# Electric field of a rod

I am not sure whether this is the correct section to post in but here it goes...

I am really confused as to why the textbook has a "d" in denominator and why their integral is different from mine...I used the integral in 2nd column 2nd row but the textbook is different :S im not sure why difference in y (I used difference in L to represent the L's segment..) approaches Dy as the textbook states...Anyhow lets break the question into one main problem...I dont understand in the last few textbook lines why my integral is different from theirs even though I used the common integrals from appendix and also, how they got a d in denominator..

I solved question on my own then looked at textbook's answer.

http://img7.imageshack.us/img7/2696/integralsd.png [Broken]
http://img834.imageshack.us/img834/5516/qsanspg1.jpg [Broken]
http://img560.imageshack.us/img560/8483/qsanspg2.jpg [Broken]
http://img195.imageshack.us/img195/525/qspg1.png [Broken]

Last edited by a moderator:

Born2bwire
Gold Member
The textbook's derivation is using a different integral. Their integrand does not have a y in the numerator but instead has d. They use the first integral in the second column of the list you give and from there we see where the extra fact of d comes from.

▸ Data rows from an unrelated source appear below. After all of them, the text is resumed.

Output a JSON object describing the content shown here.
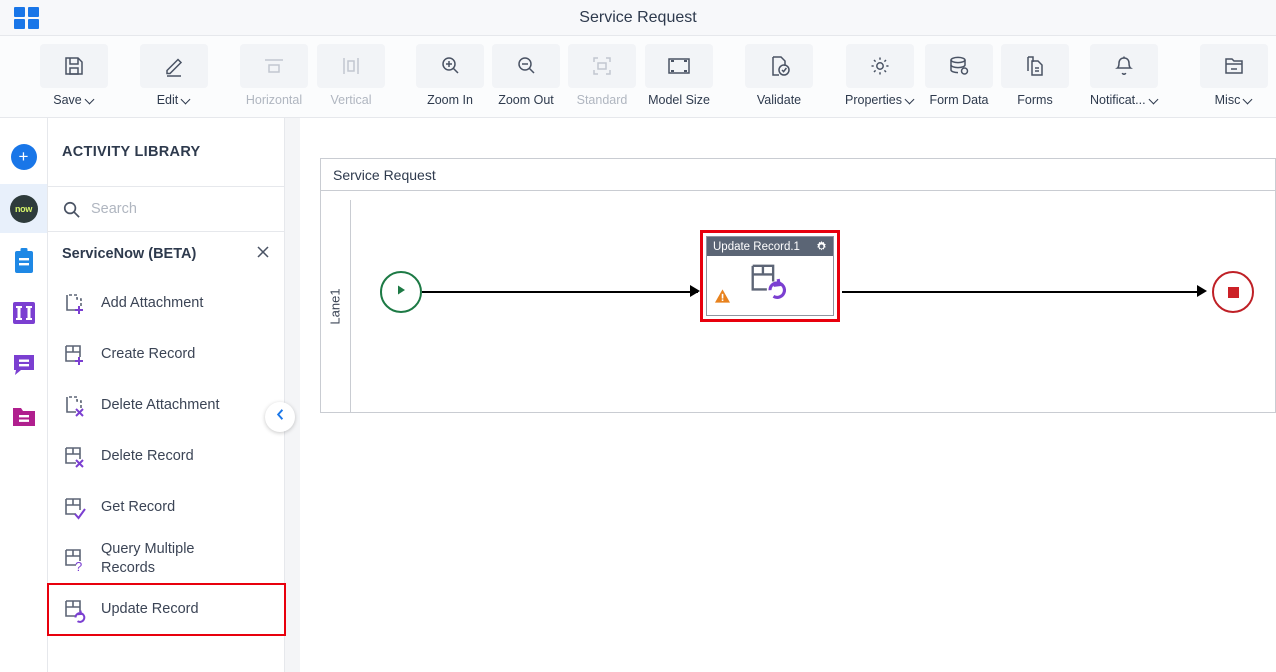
{
  "header": {
    "title": "Service Request",
    "app_icon": "grid-icon"
  },
  "toolbar": {
    "items": [
      {
        "label": "Save",
        "icon": "save-icon",
        "caret": true,
        "disabled": false
      },
      {
        "label": "Edit",
        "icon": "pencil-icon",
        "caret": true,
        "disabled": false
      },
      {
        "label": "Horizontal",
        "icon": "horizontal-icon",
        "caret": false,
        "disabled": true
      },
      {
        "label": "Vertical",
        "icon": "vertical-icon",
        "caret": false,
        "disabled": true
      },
      {
        "label": "Zoom In",
        "icon": "zoom-in-icon",
        "caret": false,
        "disabled": false
      },
      {
        "label": "Zoom Out",
        "icon": "zoom-out-icon",
        "caret": false,
        "disabled": false
      },
      {
        "label": "Standard",
        "icon": "standard-size-icon",
        "caret": false,
        "disabled": true
      },
      {
        "label": "Model Size",
        "icon": "model-size-icon",
        "caret": false,
        "disabled": false
      },
      {
        "label": "Validate",
        "icon": "validate-icon",
        "caret": false,
        "disabled": false
      },
      {
        "label": "Properties",
        "icon": "gear-icon",
        "caret": true,
        "disabled": false
      },
      {
        "label": "Form Data",
        "icon": "database-icon",
        "caret": false,
        "disabled": false
      },
      {
        "label": "Forms",
        "icon": "document-icon",
        "caret": false,
        "disabled": false
      },
      {
        "label": "Notificat...",
        "icon": "bell-icon",
        "caret": true,
        "disabled": false
      },
      {
        "label": "Misc",
        "icon": "folder-icon",
        "caret": true,
        "disabled": false
      }
    ]
  },
  "icon_rail": {
    "items": [
      {
        "name": "add-button",
        "icon": "plus-circle-icon",
        "selected": false,
        "color": "#1976e8"
      },
      {
        "name": "servicenow-button",
        "icon": "now-logo-icon",
        "selected": true,
        "color": "#2e3b3b"
      },
      {
        "name": "clipboard-button",
        "icon": "clipboard-icon",
        "selected": false,
        "color": "#1e88e5"
      },
      {
        "name": "columns-button",
        "icon": "columns-icon",
        "selected": false,
        "color": "#7b3fd1"
      },
      {
        "name": "comment-button",
        "icon": "comment-icon",
        "selected": false,
        "color": "#7b3fd1"
      },
      {
        "name": "folder-button",
        "icon": "folder-lines-icon",
        "selected": false,
        "color": "#b01f8e"
      }
    ]
  },
  "library": {
    "title": "ACTIVITY LIBRARY",
    "search": {
      "value": "",
      "placeholder": "Search"
    },
    "group": {
      "label": "ServiceNow (BETA)",
      "close_icon": "close-icon"
    },
    "activities": [
      {
        "label": "Add Attachment",
        "icon": "attachment-add-icon",
        "highlighted": false
      },
      {
        "label": "Create Record",
        "icon": "record-add-icon",
        "highlighted": false
      },
      {
        "label": "Delete Attachment",
        "icon": "attachment-delete-icon",
        "highlighted": false
      },
      {
        "label": "Delete Record",
        "icon": "record-delete-icon",
        "highlighted": false
      },
      {
        "label": "Get Record",
        "icon": "record-check-icon",
        "highlighted": false
      },
      {
        "label": "Query Multiple Records",
        "icon": "record-query-icon",
        "highlighted": false
      },
      {
        "label": "Update Record",
        "icon": "record-update-icon",
        "highlighted": true
      }
    ],
    "collapse_icon": "chevron-left-icon"
  },
  "canvas": {
    "pool_title": "Service Request",
    "lane_label": "Lane1",
    "start_node": {
      "name": "start-event",
      "icon": "play-icon",
      "color": "#1d7a45"
    },
    "end_node": {
      "name": "end-event",
      "icon": "stop-icon",
      "color": "#bf2026"
    },
    "task": {
      "title": "Update Record.1",
      "gear_icon": "gear-icon",
      "warning_icon": "warning-icon",
      "glyph_icon": "record-update-icon",
      "titlebar_color": "#5b6575",
      "selection_color": "#e8000d",
      "warning_color": "#e8821e"
    }
  },
  "colors": {
    "accent": "#1976e8",
    "highlight": "#e8000d",
    "purple": "#7b3fd1",
    "text": "#2e3a4d"
  }
}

So what you need to do is look to see why your integrand differs from the textbook's. This seems to come from the beginning of the derivation as you can see that the d in the numerator comes from the expansion of \cos \theta_i in terms of y_i and d.

Im so confused why is the integral the first one rather than the 2nd one? If I turned my difference in L to difference in y which becomes dy then d*dy is what numerator would be and 2nd integral looks closer match for it than the 1st integral.

Born2bwire
Gold Member
Read through the textbook's explanation. It's really just the first step. They write out the electric field due to an infinitesimal length of charged rod and then convert that equation into Cartesian coordinates. Then they convert the charge element on the infinitesimal length into a charge density (assuming that the rod is uniformly charged). Finally, they just integrate along the length of the rod.

But looking through your notes, it appears that you have an equivalent set of steps. Your integrand is the same, but you took the wrong integral. You should be taking the first integral.

Read through the textbook's explanation. It's really just the first step. They write out the electric field due to an infinitesimal length of charged rod and then convert that equation into Cartesian coordinates. Then they convert the charge element on the infinitesimal length into a charge density (assuming that the rod is uniformly charged). Finally, they just integrate along the length of the rod.

But looking through your notes, it appears that you have an equivalent set of steps. Your integrand is the same, but you took the wrong integral. You should be taking the first integral.

thats what im wondering, how do you know which integral to take because 1 and 2 are both very similar and 2 matches more closely to my equation so any ideas on why I should be taking integral 1?

got it!! its because my numerator is dy and the constant next to it is d not "y" so I cant use the 2nd integral.

Your integrand is the same, but you took the wrong integral. You should be taking the first integral.http://www.bosin.info/g.gif [Broken]

Last edited by a moderator: